- [What you should do]:
Scan the records for "tickets". Show the matching lines.

+===+

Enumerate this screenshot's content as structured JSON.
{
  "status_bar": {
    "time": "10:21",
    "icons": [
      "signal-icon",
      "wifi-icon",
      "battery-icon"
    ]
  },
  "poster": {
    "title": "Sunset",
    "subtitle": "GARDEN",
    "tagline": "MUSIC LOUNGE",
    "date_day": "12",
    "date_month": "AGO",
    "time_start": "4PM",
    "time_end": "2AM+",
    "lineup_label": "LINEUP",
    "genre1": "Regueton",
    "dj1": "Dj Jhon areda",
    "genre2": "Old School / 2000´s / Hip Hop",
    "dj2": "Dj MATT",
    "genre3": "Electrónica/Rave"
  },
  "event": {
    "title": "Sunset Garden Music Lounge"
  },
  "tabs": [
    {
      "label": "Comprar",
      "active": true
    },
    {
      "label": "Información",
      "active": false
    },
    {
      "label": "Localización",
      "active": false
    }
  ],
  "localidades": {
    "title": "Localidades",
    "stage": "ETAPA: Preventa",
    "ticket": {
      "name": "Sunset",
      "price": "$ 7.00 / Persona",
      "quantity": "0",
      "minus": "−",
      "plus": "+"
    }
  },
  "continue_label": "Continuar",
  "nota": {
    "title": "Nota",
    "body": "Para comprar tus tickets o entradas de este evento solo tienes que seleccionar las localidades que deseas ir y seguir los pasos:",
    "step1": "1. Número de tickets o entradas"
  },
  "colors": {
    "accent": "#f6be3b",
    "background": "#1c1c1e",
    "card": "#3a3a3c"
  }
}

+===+

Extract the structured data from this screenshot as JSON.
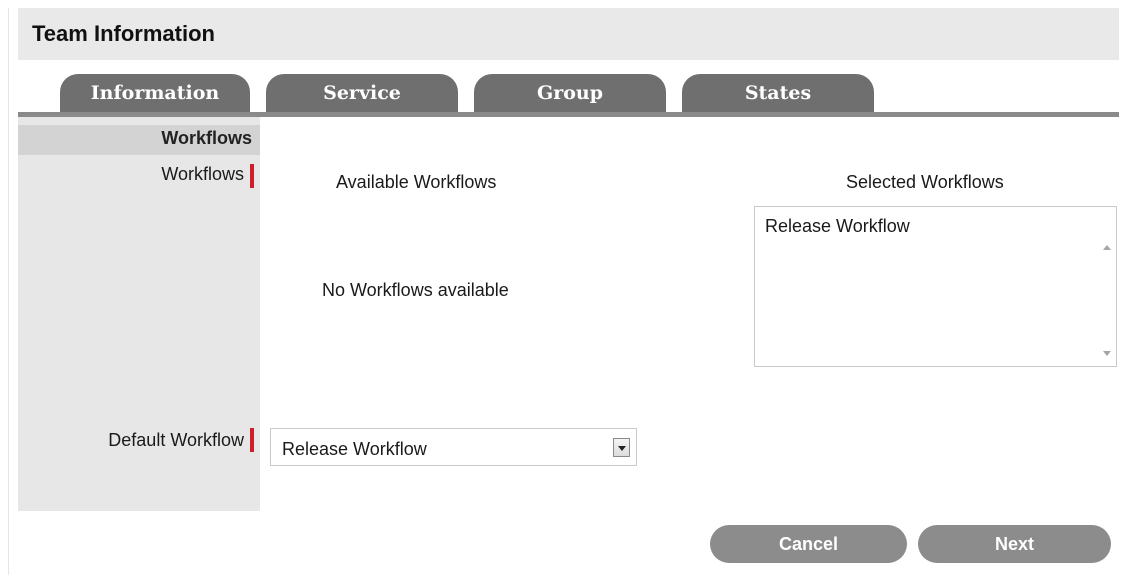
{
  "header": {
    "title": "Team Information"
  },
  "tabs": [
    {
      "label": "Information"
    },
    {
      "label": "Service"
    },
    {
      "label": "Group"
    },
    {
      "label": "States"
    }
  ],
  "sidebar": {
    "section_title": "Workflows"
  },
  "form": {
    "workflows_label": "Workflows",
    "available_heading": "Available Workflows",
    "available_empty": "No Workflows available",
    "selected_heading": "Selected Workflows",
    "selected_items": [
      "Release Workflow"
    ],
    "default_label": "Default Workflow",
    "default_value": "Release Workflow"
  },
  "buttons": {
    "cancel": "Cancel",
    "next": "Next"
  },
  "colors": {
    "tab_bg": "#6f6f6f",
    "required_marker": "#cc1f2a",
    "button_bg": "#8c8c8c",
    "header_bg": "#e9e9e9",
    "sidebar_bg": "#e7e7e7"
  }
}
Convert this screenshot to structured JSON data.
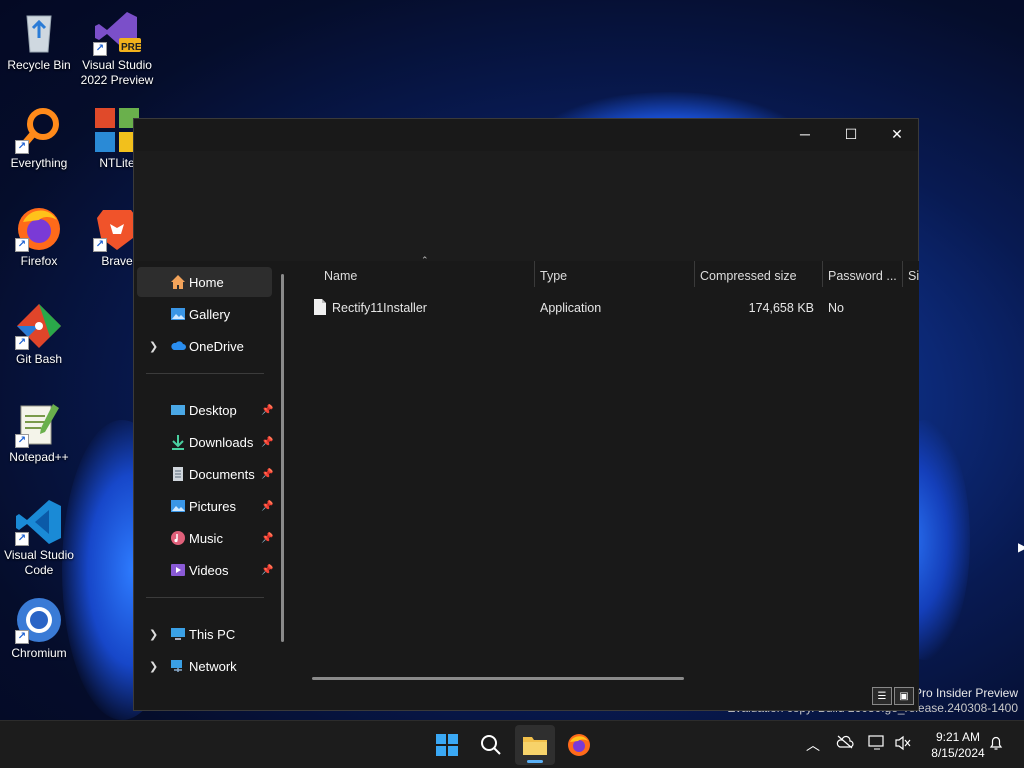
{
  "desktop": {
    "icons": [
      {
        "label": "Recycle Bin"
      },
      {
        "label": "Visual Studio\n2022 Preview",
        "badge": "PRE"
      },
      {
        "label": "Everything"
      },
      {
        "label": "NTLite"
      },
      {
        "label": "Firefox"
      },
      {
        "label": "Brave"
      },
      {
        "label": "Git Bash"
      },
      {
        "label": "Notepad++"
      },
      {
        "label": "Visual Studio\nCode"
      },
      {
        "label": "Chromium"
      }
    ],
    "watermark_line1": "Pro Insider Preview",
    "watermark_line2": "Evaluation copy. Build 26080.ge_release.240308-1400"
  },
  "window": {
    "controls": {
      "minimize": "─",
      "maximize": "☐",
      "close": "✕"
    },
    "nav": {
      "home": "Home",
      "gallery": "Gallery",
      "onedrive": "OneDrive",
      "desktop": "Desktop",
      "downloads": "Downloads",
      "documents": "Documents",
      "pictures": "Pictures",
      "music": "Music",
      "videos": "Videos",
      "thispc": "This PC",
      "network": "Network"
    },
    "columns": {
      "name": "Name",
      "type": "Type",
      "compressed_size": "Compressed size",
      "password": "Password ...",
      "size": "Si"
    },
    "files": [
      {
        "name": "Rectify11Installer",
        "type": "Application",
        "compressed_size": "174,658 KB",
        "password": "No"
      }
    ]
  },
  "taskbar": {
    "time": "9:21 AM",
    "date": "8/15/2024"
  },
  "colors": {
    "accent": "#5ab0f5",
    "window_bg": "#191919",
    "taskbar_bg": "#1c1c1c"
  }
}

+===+

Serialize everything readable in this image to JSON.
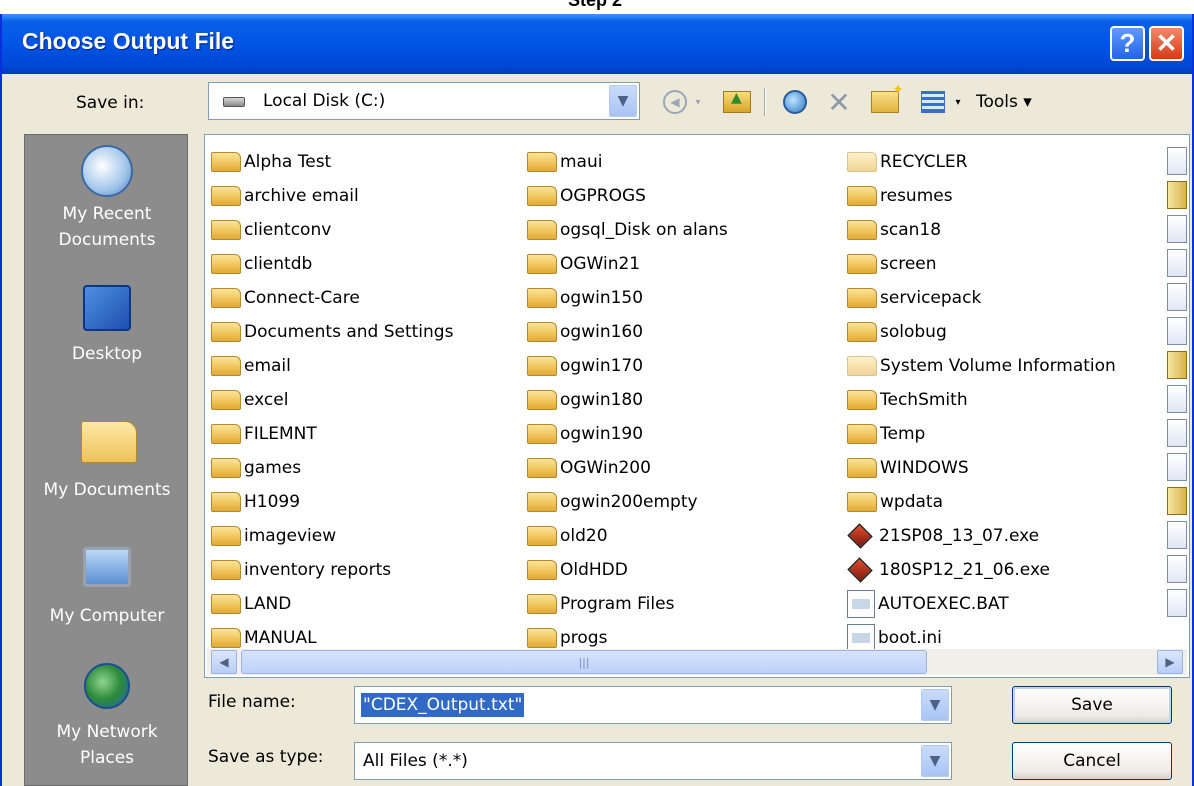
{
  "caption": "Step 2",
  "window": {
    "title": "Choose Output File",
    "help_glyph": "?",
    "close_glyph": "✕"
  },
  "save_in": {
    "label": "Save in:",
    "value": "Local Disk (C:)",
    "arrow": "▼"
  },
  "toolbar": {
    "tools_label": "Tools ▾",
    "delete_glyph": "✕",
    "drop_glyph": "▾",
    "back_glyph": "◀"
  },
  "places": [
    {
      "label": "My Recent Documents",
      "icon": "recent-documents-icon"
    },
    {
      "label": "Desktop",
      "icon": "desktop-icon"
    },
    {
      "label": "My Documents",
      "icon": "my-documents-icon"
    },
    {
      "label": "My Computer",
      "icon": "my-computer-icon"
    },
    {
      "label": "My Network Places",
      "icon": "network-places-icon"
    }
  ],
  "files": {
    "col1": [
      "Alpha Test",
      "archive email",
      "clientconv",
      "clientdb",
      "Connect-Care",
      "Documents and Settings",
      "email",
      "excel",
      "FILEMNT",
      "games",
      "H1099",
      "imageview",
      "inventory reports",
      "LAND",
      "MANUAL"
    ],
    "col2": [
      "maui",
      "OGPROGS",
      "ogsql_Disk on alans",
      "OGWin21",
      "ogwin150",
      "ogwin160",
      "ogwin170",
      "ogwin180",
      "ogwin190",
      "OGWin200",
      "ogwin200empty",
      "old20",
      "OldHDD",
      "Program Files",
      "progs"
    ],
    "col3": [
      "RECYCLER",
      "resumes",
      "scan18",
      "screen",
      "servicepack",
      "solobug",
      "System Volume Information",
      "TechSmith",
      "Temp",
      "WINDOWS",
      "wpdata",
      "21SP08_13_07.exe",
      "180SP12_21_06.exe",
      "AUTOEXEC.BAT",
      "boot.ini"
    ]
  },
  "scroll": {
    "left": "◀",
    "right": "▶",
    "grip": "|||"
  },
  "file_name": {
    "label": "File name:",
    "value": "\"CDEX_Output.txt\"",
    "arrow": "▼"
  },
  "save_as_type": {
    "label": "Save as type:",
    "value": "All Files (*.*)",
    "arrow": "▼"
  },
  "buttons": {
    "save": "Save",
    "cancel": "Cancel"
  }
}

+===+

- [Completed exercise]:
    "body": "Para comprar tus tickets o entradas de este evento solo tienes que seleccionar las localidades que deseas ir y seguir los pasos:",
    "step1": "1. Número de tickets o entradas"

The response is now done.